In 1742 Dodington acknowledged that he had been married for seventeen years to a Mrs. Behan, who had been regarded as his mistress. According to Walpole he had been unable to acknowledge the marriage until the death of a Mrs. Strawbridge, to whom he had given a bond for 10,000l. that he would marry no one else (Walpole, Letters, i. 216, 296; ix. 91). Mrs. Dodington died about the end of 1756 (ib. iii. 54). Dodington left no children, and upon his death Eastbury went to Lord Temple, with whom he was connected through his grandmother (see above). All but one wing was pulled down in 1795 by Lord Temple (created Marquis of Buckingham in 1784), who had vainly offered 200l. a year to any one who would live in it. Dodington left all his disposable property to a cousin, Thomas Wyndham of Hammersmith. The Hammersmith villa was afterwards the property of the margrave of Anspach. His papers were left to Wyndham on condition that those alone should be published which might ‘do honour to his memory.’ They were left to Wyndham's nephew, Henry Penruddocke Wyndham, who published the diary in 1784, persuading himself by some judicious sophistry that the phrase in the will ought not to hinder the publication. It is the most curious illustration in existence of the character of the servile place-hunters of the time, with unctuous professions of virtuous sentiment which serve to heighten the effect. It also contains some curious historical information, especially as to the Prince and Princess of Wales during the period 1749–60.
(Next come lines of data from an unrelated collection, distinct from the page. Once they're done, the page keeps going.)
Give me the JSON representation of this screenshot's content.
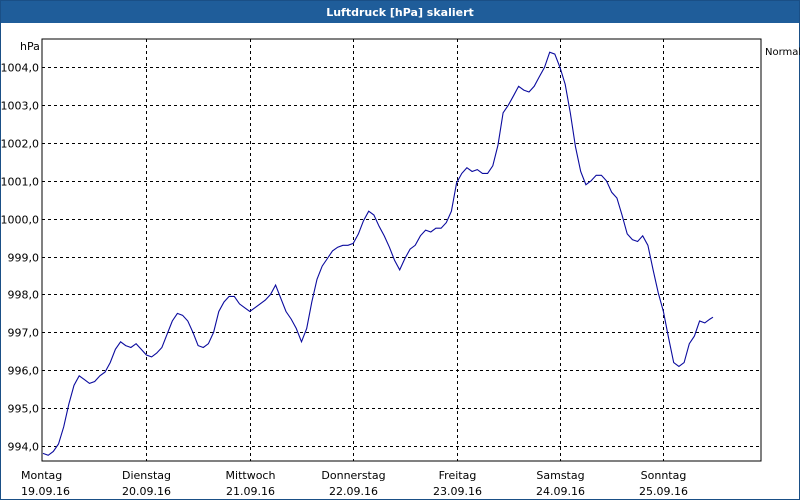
{
  "window": {
    "title": "Luftdruck [hPa] skaliert"
  },
  "colors": {
    "title_bar": "#1f5d9a",
    "line": "#0b0b9e",
    "grid": "#000000"
  },
  "chart_data": {
    "type": "line",
    "title": "Luftdruck [hPa] skaliert",
    "ylabel": "hPa",
    "xlabel": "",
    "ylim": [
      993.6,
      1004.75
    ],
    "grid": true,
    "grid_style": "dashed",
    "legend_entries": [
      "Normal"
    ],
    "legend_position": "top-right",
    "yticks": [
      994.0,
      995.0,
      996.0,
      997.0,
      998.0,
      999.0,
      1000.0,
      1001.0,
      1002.0,
      1003.0,
      1004.0
    ],
    "ytick_labels": [
      "994,0",
      "995,0",
      "996,0",
      "997,0",
      "998,0",
      "999,0",
      "1000,0",
      "1001,0",
      "1002,0",
      "1003,0",
      "1004,0"
    ],
    "xticks": [
      {
        "day": "Montag",
        "date": "19.09.16",
        "x": 0
      },
      {
        "day": "Dienstag",
        "date": "20.09.16",
        "x": 1
      },
      {
        "day": "Mittwoch",
        "date": "21.09.16",
        "x": 2
      },
      {
        "day": "Donnerstag",
        "date": "22.09.16",
        "x": 3
      },
      {
        "day": "Freitag",
        "date": "23.09.16",
        "x": 4
      },
      {
        "day": "Samstag",
        "date": "24.09.16",
        "x": 5
      },
      {
        "day": "Sonntag",
        "date": "25.09.16",
        "x": 6
      }
    ],
    "xlim": [
      0,
      7
    ],
    "series": [
      {
        "name": "Normal",
        "points": [
          [
            0.0,
            993.8
          ],
          [
            0.05,
            993.75
          ],
          [
            0.1,
            993.85
          ],
          [
            0.15,
            994.05
          ],
          [
            0.2,
            994.5
          ],
          [
            0.25,
            995.1
          ],
          [
            0.3,
            995.6
          ],
          [
            0.35,
            995.85
          ],
          [
            0.4,
            995.75
          ],
          [
            0.45,
            995.65
          ],
          [
            0.5,
            995.7
          ],
          [
            0.55,
            995.85
          ],
          [
            0.6,
            995.95
          ],
          [
            0.65,
            996.2
          ],
          [
            0.7,
            996.55
          ],
          [
            0.75,
            996.75
          ],
          [
            0.8,
            996.65
          ],
          [
            0.85,
            996.6
          ],
          [
            0.9,
            996.7
          ],
          [
            0.95,
            996.55
          ],
          [
            1.0,
            996.4
          ],
          [
            1.05,
            996.35
          ],
          [
            1.1,
            996.45
          ],
          [
            1.15,
            996.6
          ],
          [
            1.2,
            996.95
          ],
          [
            1.25,
            997.3
          ],
          [
            1.3,
            997.5
          ],
          [
            1.35,
            997.45
          ],
          [
            1.4,
            997.3
          ],
          [
            1.45,
            997.0
          ],
          [
            1.5,
            996.65
          ],
          [
            1.55,
            996.6
          ],
          [
            1.6,
            996.7
          ],
          [
            1.65,
            997.0
          ],
          [
            1.7,
            997.55
          ],
          [
            1.75,
            997.8
          ],
          [
            1.8,
            997.95
          ],
          [
            1.85,
            997.95
          ],
          [
            1.9,
            997.75
          ],
          [
            1.95,
            997.65
          ],
          [
            2.0,
            997.55
          ],
          [
            2.05,
            997.65
          ],
          [
            2.1,
            997.75
          ],
          [
            2.15,
            997.85
          ],
          [
            2.2,
            998.0
          ],
          [
            2.25,
            998.25
          ],
          [
            2.3,
            997.9
          ],
          [
            2.35,
            997.55
          ],
          [
            2.4,
            997.35
          ],
          [
            2.45,
            997.1
          ],
          [
            2.5,
            996.75
          ],
          [
            2.55,
            997.1
          ],
          [
            2.6,
            997.8
          ],
          [
            2.65,
            998.4
          ],
          [
            2.7,
            998.75
          ],
          [
            2.75,
            998.95
          ],
          [
            2.8,
            999.15
          ],
          [
            2.85,
            999.25
          ],
          [
            2.9,
            999.3
          ],
          [
            2.95,
            999.3
          ],
          [
            3.0,
            999.35
          ],
          [
            3.05,
            999.6
          ],
          [
            3.1,
            999.95
          ],
          [
            3.15,
            1000.2
          ],
          [
            3.2,
            1000.1
          ],
          [
            3.25,
            999.8
          ],
          [
            3.3,
            999.55
          ],
          [
            3.35,
            999.25
          ],
          [
            3.4,
            998.9
          ],
          [
            3.45,
            998.65
          ],
          [
            3.5,
            998.95
          ],
          [
            3.55,
            999.2
          ],
          [
            3.6,
            999.3
          ],
          [
            3.65,
            999.55
          ],
          [
            3.7,
            999.7
          ],
          [
            3.75,
            999.65
          ],
          [
            3.8,
            999.75
          ],
          [
            3.85,
            999.75
          ],
          [
            3.9,
            999.9
          ],
          [
            3.95,
            1000.2
          ],
          [
            4.0,
            1000.95
          ],
          [
            4.05,
            1001.2
          ],
          [
            4.1,
            1001.35
          ],
          [
            4.15,
            1001.25
          ],
          [
            4.2,
            1001.3
          ],
          [
            4.25,
            1001.2
          ],
          [
            4.3,
            1001.2
          ],
          [
            4.35,
            1001.4
          ],
          [
            4.4,
            1001.95
          ],
          [
            4.45,
            1002.8
          ],
          [
            4.5,
            1003.0
          ],
          [
            4.55,
            1003.25
          ],
          [
            4.6,
            1003.5
          ],
          [
            4.65,
            1003.4
          ],
          [
            4.7,
            1003.35
          ],
          [
            4.75,
            1003.5
          ],
          [
            4.8,
            1003.75
          ],
          [
            4.85,
            1004.0
          ],
          [
            4.9,
            1004.4
          ],
          [
            4.95,
            1004.35
          ],
          [
            5.0,
            1004.0
          ],
          [
            5.05,
            1003.55
          ],
          [
            5.1,
            1002.8
          ],
          [
            5.15,
            1001.9
          ],
          [
            5.2,
            1001.25
          ],
          [
            5.25,
            1000.9
          ],
          [
            5.3,
            1001.0
          ],
          [
            5.35,
            1001.15
          ],
          [
            5.4,
            1001.15
          ],
          [
            5.45,
            1001.0
          ],
          [
            5.5,
            1000.7
          ],
          [
            5.55,
            1000.55
          ],
          [
            5.6,
            1000.1
          ],
          [
            5.65,
            999.6
          ],
          [
            5.7,
            999.45
          ],
          [
            5.75,
            999.4
          ],
          [
            5.8,
            999.55
          ],
          [
            5.85,
            999.3
          ],
          [
            5.9,
            998.65
          ],
          [
            5.95,
            998.05
          ],
          [
            6.0,
            997.55
          ],
          [
            6.05,
            996.85
          ],
          [
            6.1,
            996.2
          ],
          [
            6.15,
            996.1
          ],
          [
            6.2,
            996.2
          ],
          [
            6.25,
            996.7
          ],
          [
            6.3,
            996.9
          ],
          [
            6.35,
            997.3
          ],
          [
            6.4,
            997.25
          ],
          [
            6.45,
            997.35
          ],
          [
            6.48,
            997.4
          ]
        ]
      }
    ]
  }
}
Dodington more or less inspired various political papers and pamphlets, including the ‘Remembrancer,’ written by Rudolph in 1745; the ‘Test,’ attacking Pitt in 1756–7; and some, it is said, too indelicate for publication. He addressed a poem to Sir R. Walpole on his birthday, 26 Aug. 1726; and an epistle to Walpole is in Dodsley's collection (1775, iv. 223, vi. 129). A manuscript copy of the last is in Addit. MS. 22629, f. 1841. A line from it, ‘In power a servant, out of power a friend,' is quoted in Pope's 'Epilogue to the Satires' (dialogue ii. l. 161). It has been said that this poem is identical with an epistle addressed to Bute and published in 1776 with corrections by the author of 'Night Thoughts.' In fact, however, the two poems are quite different.
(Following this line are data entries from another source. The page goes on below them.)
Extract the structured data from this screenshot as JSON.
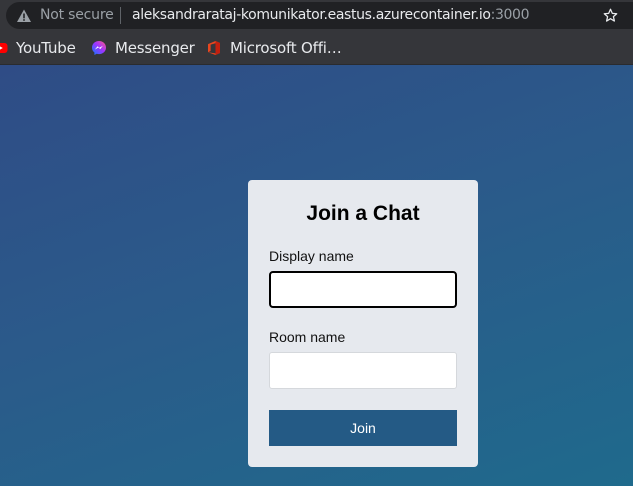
{
  "browser": {
    "security_label": "Not secure",
    "url_host": "aleksandrarataj-komunikator.eastus.azurecontainer.io",
    "url_port": ":3000",
    "bookmarks": [
      {
        "label": "YouTube",
        "icon": "youtube-icon"
      },
      {
        "label": "Messenger",
        "icon": "messenger-icon"
      },
      {
        "label": "Microsoft Offi…",
        "icon": "microsoft-office-icon"
      }
    ]
  },
  "form": {
    "title": "Join a Chat",
    "display_name_label": "Display name",
    "display_name_value": "",
    "room_name_label": "Room name",
    "room_name_value": "",
    "join_label": "Join"
  },
  "colors": {
    "accent": "#245a85",
    "card_background": "#e6e9ee"
  }
}
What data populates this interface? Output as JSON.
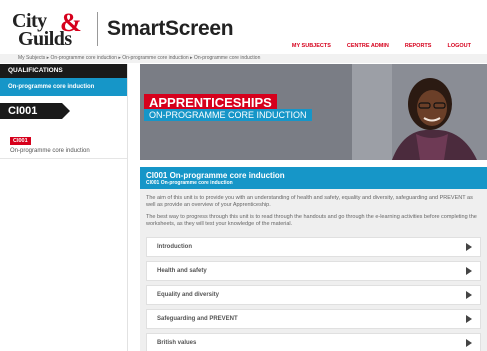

[Dodington's Diary; Walpole's Memoirs of George II, i. 87, 88, 437-42, ii. 320; H. Walpole's Letters; Coxe's Walpole; Coxe's Pelham Administration; Fitzmaurice's Shelburne, i. 120-2; Chesterfield's Letters (1853), v. 385; Harvey's Memoirs, i. 431-4; Seward's Anecdotes (under 'Chatham'), vol. ii.; Collinson's Somersetshire, iii. 518.]